══ Material provided ══

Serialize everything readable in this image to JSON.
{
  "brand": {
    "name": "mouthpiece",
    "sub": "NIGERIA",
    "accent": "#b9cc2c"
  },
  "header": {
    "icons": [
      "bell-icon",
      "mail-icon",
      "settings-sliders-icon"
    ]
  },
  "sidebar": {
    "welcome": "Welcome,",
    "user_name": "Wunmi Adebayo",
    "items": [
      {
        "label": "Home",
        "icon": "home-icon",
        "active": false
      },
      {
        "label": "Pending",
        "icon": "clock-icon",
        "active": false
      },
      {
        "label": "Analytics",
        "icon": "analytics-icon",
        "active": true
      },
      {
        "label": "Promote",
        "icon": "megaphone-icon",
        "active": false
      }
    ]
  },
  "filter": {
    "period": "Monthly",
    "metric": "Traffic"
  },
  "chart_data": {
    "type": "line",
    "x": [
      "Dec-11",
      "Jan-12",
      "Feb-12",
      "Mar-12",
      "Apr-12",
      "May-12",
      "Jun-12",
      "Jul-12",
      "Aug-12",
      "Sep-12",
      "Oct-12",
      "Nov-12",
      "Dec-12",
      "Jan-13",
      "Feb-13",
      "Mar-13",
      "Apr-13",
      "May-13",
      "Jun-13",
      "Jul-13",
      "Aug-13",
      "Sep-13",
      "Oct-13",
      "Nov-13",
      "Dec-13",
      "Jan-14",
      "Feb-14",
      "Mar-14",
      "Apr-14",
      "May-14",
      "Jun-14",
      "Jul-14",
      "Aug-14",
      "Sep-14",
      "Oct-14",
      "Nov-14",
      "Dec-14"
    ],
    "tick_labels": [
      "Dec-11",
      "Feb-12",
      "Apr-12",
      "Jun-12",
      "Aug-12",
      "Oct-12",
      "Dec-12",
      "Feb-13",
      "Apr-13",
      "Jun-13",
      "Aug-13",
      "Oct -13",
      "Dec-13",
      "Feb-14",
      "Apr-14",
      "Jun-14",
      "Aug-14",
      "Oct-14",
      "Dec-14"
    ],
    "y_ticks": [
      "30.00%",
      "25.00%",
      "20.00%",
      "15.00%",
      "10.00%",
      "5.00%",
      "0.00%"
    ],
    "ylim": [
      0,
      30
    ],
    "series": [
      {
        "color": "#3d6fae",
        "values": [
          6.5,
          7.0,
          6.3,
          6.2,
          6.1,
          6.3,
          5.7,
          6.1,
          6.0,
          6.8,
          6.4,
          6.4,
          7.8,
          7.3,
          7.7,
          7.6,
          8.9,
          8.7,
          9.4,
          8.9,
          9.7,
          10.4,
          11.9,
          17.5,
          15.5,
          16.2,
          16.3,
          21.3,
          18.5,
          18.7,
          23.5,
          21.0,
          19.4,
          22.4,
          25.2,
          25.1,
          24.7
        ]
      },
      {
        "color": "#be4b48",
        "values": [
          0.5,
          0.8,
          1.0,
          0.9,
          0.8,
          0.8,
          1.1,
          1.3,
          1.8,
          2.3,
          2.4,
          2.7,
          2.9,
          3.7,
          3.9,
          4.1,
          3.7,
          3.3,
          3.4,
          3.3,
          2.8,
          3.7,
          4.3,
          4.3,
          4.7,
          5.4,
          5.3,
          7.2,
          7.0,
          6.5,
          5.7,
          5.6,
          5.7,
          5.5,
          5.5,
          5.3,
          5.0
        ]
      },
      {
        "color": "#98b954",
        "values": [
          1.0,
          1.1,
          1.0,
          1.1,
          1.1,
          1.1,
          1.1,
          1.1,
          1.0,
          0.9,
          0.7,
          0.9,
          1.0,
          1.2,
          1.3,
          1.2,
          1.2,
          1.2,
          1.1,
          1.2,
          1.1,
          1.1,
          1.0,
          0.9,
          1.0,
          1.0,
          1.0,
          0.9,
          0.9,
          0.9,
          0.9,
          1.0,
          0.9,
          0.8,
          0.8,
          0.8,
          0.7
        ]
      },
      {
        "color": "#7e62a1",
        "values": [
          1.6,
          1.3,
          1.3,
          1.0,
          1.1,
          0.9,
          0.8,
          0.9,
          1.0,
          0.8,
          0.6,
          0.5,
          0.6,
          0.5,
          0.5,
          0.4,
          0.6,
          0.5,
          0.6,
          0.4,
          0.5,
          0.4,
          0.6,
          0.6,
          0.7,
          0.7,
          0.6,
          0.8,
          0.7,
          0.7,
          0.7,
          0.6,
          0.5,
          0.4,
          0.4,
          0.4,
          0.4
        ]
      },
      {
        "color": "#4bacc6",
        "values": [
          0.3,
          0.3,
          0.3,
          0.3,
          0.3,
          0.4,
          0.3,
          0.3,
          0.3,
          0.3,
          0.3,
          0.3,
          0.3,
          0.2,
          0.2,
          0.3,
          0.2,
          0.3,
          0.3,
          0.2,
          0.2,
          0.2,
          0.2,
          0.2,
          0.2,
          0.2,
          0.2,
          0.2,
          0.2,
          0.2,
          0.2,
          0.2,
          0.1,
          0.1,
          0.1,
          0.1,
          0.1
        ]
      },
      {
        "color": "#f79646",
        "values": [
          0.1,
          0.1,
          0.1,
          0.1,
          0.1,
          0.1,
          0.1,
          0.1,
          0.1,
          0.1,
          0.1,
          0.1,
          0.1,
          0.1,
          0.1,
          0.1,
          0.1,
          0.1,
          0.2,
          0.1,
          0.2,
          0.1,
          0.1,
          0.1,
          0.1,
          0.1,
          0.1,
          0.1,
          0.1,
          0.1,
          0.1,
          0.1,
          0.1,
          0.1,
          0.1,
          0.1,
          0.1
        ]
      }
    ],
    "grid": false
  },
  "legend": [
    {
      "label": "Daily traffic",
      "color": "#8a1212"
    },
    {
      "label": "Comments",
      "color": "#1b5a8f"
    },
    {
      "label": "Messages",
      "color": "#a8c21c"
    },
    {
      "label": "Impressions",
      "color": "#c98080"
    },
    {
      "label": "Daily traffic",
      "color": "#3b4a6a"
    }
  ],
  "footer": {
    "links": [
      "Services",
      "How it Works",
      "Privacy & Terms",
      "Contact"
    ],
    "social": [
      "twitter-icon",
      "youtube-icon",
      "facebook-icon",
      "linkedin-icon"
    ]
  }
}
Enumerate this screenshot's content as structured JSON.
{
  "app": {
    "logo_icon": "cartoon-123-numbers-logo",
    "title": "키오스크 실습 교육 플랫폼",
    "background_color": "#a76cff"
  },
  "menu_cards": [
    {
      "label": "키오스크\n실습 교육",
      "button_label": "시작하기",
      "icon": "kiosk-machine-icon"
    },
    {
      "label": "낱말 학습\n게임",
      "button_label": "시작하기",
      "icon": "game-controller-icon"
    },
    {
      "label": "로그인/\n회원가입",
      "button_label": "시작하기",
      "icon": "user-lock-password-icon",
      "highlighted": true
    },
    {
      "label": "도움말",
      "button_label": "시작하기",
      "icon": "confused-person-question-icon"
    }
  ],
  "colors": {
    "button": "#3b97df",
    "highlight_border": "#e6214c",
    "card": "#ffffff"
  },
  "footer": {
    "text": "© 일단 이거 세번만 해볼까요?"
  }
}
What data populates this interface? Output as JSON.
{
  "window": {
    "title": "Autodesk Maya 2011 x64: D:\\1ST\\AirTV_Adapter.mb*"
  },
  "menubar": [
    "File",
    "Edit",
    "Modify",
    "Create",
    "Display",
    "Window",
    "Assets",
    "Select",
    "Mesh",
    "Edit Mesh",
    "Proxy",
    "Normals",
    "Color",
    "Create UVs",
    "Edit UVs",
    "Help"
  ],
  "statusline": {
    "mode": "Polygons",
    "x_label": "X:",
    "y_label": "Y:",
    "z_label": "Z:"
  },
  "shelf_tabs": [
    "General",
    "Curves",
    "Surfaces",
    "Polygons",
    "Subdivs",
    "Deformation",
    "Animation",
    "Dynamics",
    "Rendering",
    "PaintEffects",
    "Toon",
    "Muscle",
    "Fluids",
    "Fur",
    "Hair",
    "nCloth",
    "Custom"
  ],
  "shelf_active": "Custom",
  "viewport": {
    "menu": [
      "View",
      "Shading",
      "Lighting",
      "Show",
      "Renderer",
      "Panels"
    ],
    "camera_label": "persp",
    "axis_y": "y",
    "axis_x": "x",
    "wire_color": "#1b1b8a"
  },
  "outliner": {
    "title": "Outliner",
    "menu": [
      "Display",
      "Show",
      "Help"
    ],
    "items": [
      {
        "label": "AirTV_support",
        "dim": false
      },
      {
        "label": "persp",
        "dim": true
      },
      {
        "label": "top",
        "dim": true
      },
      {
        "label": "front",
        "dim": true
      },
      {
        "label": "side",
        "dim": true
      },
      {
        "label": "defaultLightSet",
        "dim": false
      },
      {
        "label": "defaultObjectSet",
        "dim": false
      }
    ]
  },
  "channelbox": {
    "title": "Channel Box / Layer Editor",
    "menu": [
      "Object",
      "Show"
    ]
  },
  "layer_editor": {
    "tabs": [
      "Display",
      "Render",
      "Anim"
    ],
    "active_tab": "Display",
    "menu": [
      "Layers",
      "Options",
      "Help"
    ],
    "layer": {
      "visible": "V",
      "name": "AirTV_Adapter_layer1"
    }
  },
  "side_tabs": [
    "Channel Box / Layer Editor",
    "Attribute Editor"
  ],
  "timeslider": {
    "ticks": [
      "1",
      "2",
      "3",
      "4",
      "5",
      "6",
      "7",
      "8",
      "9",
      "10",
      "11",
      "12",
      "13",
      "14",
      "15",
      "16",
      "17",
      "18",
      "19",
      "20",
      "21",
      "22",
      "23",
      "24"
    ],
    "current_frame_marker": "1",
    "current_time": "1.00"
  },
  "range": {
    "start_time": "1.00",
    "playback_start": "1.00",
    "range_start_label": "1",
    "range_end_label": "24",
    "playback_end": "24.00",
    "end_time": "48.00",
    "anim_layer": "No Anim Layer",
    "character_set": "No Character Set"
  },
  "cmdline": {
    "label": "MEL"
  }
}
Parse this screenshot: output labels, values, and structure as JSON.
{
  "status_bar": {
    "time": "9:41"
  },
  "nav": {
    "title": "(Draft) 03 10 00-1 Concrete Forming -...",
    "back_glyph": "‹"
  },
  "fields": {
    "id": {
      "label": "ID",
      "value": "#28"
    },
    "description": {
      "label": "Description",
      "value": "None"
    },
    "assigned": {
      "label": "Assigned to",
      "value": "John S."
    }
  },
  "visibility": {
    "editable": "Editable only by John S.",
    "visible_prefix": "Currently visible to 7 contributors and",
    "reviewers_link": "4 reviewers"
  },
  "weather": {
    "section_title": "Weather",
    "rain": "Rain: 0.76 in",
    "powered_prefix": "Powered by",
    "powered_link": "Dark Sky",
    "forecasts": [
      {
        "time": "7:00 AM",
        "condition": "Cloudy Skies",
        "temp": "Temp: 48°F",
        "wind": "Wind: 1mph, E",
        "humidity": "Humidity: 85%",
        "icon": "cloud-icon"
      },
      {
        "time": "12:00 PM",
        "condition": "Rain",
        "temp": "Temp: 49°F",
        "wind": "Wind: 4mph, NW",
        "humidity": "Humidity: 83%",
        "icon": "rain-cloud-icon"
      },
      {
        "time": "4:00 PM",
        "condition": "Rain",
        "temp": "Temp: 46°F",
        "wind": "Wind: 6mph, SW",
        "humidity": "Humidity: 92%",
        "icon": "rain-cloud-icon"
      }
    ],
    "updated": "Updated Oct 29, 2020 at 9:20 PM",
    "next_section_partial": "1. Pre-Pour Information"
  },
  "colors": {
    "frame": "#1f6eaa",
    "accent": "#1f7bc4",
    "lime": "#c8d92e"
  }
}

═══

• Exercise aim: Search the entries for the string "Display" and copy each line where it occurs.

• Output of the task:
    "Display",
      "Display",
      "Display",
    "active_tab": "Display",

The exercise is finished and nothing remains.